And that's not the end of Groden's deceptions. In November, 2013, Groden released Absolute Proof, an expensive collection of analysis and assassination-related photos. Included among these photos was a purportedly previously unreleased photo of Kennedy on the autopsy table. Researcher Vince Palamara claimed he'd asked Groden about this photo, and that Groden told him it was a photo taken by assistant autopsy photographer Floyd Riebe, that had been exposed to light by the Secret Service. Palamara said Groden told him he'd painstakingly restored the photo, so that one could finally make out JFK's image. There was a HUGE problem with this, however. JFK photo buffs on the JFK Assassination Forum immediately recognized this photo as a photo of a wax dummy created for Oliver Stone's film JFK, on which Groden served as a consultant. Photos of this dummy were posted online, and yessiree, Groden's purportedly previously unpublished photo of Kennedy was exposed as a photo of the dummy made for Oliver Stone. Shame on Groden.

And shame on me. I wrote the last paragraph without ever looking through Groden's book. When I finally did so, in September 2014, at the 50th anniversary of the Warren Report conference in Bethesda, Maryland, I realized that while Groden shows the dummy photo in his book, he fails to say it is an actual autopsy photo, and says instead that the autopsy photos taken by photography assistant Floyd Riebe and exposed to light by the Secret Service look like this photo. It seems possible, then, that Palamara had misunderstood what Groden had told him. 

But I tend to believe Palamara. And I'll tell you why. When Groden spoke at the 50th anniversary of the Warren Report conference later that day, he showed his audience a previously unseen autopsy photo, and let them believe this was an autopsy photo of Kennedy. This is shown below:



This photo, however, was not of Kennedy. It was of someone else. It was, in fact, the source material for the wound Groden had added onto the back of the head photo. (If you don't believe me on this, you should take a good look at the wound in the photo above, then scroll back up to The Slippery Slope slide, and then take note of the image at right.)

And yep, you guessed it. Within months, I received word from a researcher that Groden had personally assured him the photo above is of Kennedy.

So let me be clear.

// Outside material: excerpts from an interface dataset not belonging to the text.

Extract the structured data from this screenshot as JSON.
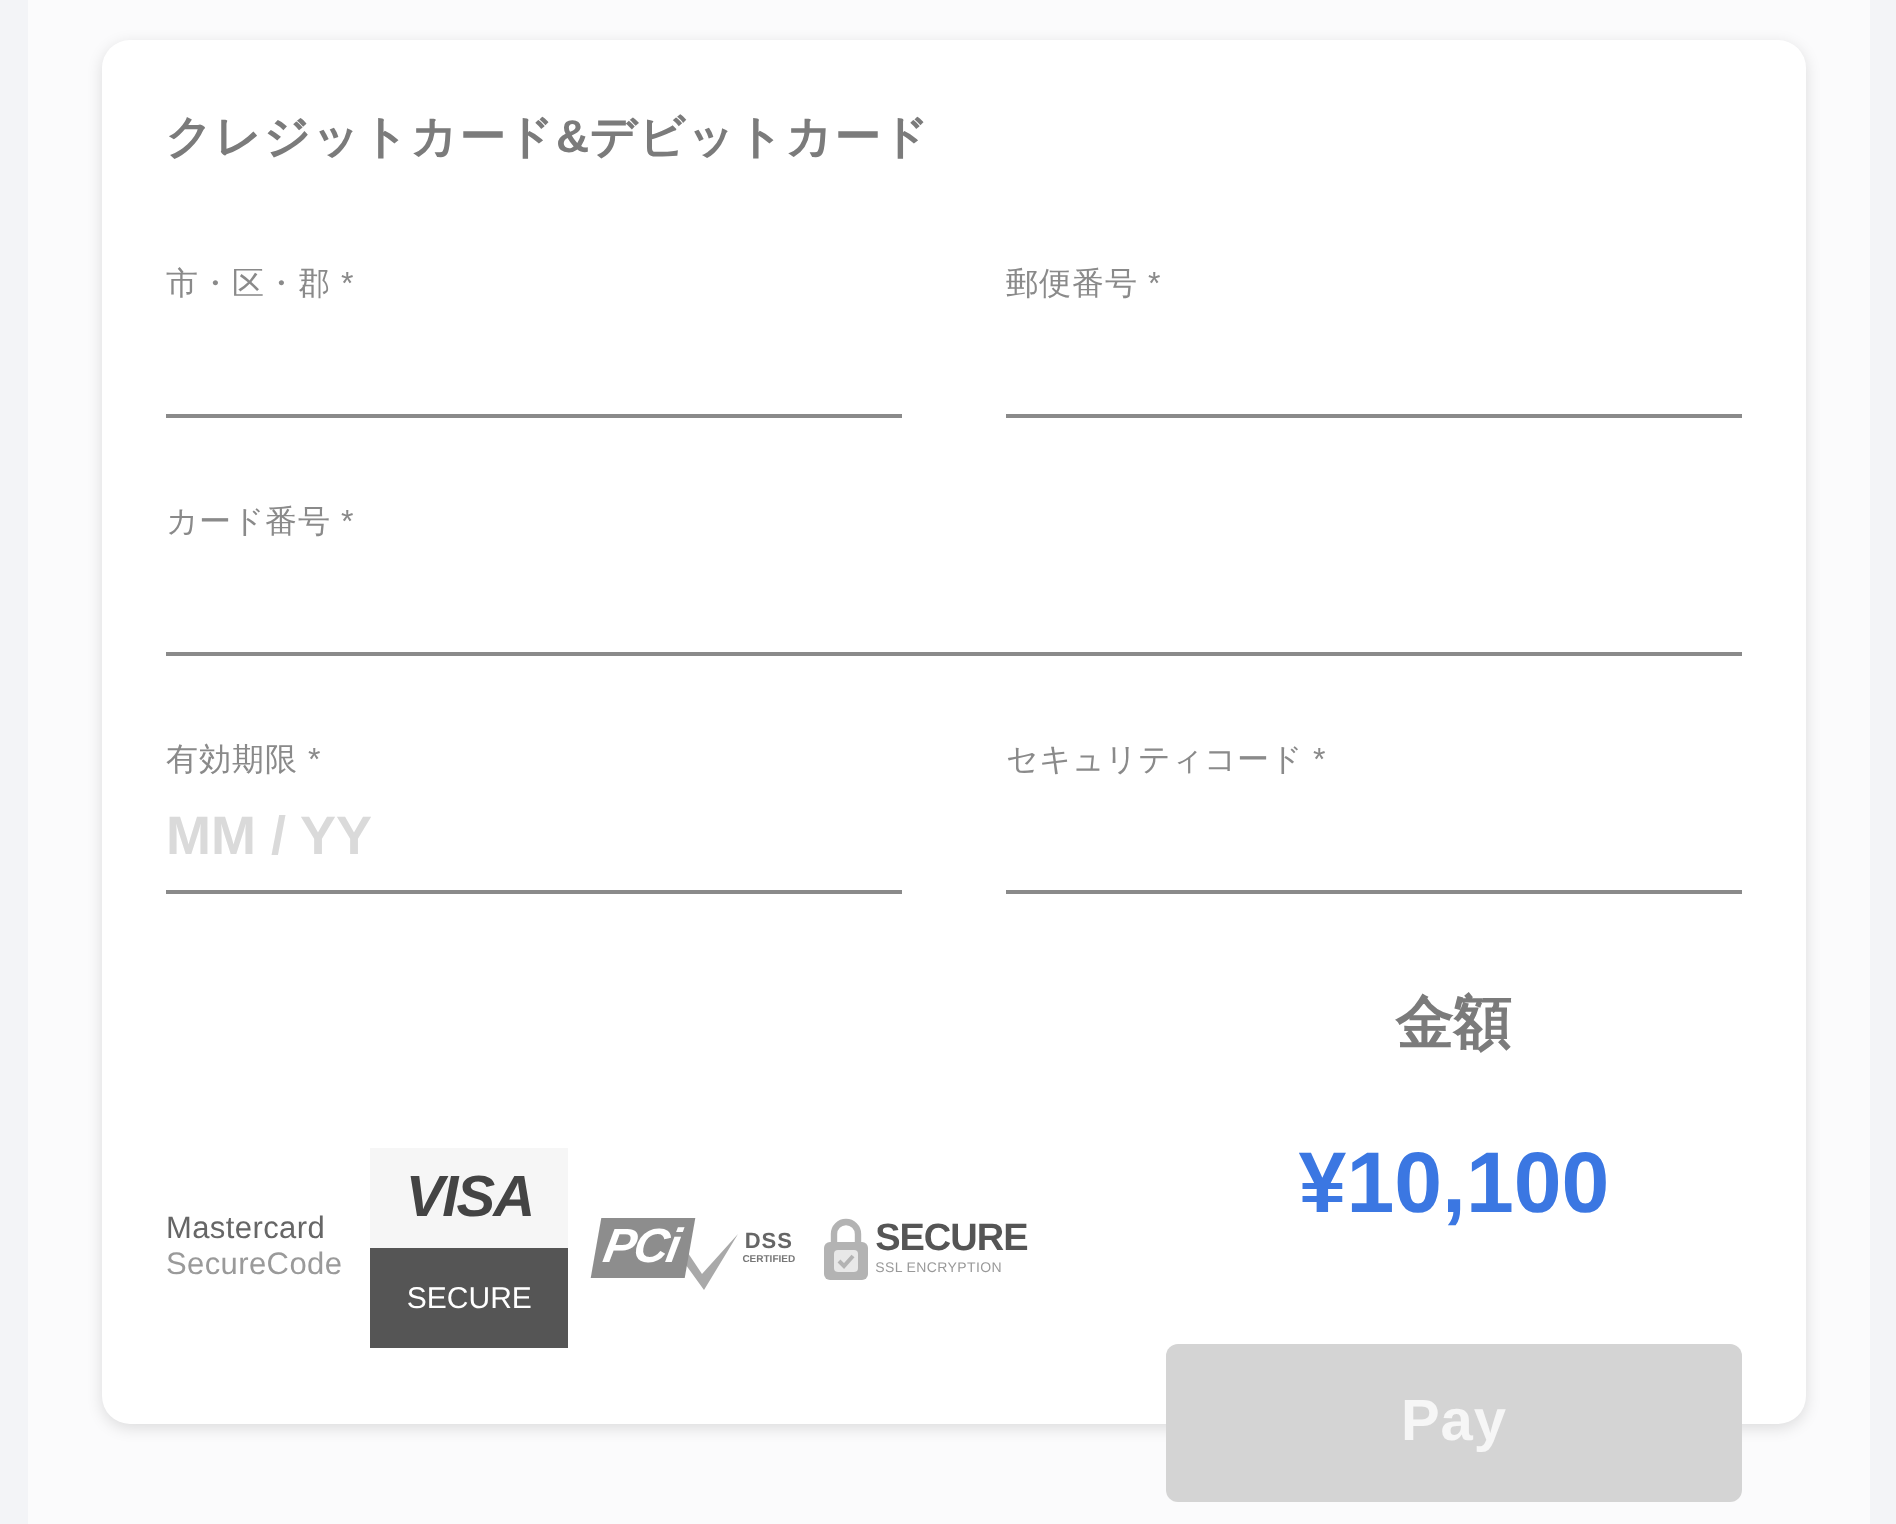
{
  "payment_form": {
    "title": "クレジットカード&デビットカード",
    "fields": [
      {
        "kind": "half",
        "label": "市・区・郡 *"
      },
      {
        "kind": "half",
        "label": "郵便番号 *"
      },
      {
        "kind": "full",
        "label": "カード番号 *"
      },
      {
        "kind": "half",
        "label": "有効期限 *",
        "placeholder": "MM / YY"
      },
      {
        "kind": "half",
        "label": "セキュリティコード *"
      }
    ],
    "badges": [
      {
        "kind": "mastercard",
        "lines": [
          "Mastercard",
          "SecureCode"
        ]
      },
      {
        "kind": "visa",
        "brand": "VISA",
        "caption": "SECURE"
      },
      {
        "kind": "pci",
        "brand": "PCi",
        "lines": [
          "DSS",
          "CERTIFIED"
        ]
      },
      {
        "kind": "ssl",
        "brand": "SECURE",
        "caption": "SSL ENCRYPTION"
      }
    ],
    "amount": {
      "label": "金額",
      "value": "¥10,100"
    },
    "pay_button": {
      "label": "Pay",
      "disabled": true
    }
  }
}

Groden's mistakes, or confusions, take your pick, lead me to suspect that, in his desperation to prove Kennedy was killed by a conspiracy, he has taken some serious short-cuts, and at times deceived his audience.

And yet... it cannot be ignored that the locations given for the head wound by the "back of the head" witnesses seem to group around the "area within the circle" discussed by Groden in his video...a few inches higher and forward of the wound in the "McClelland" drawing, and a few inches back of the wound in the autopsy photos.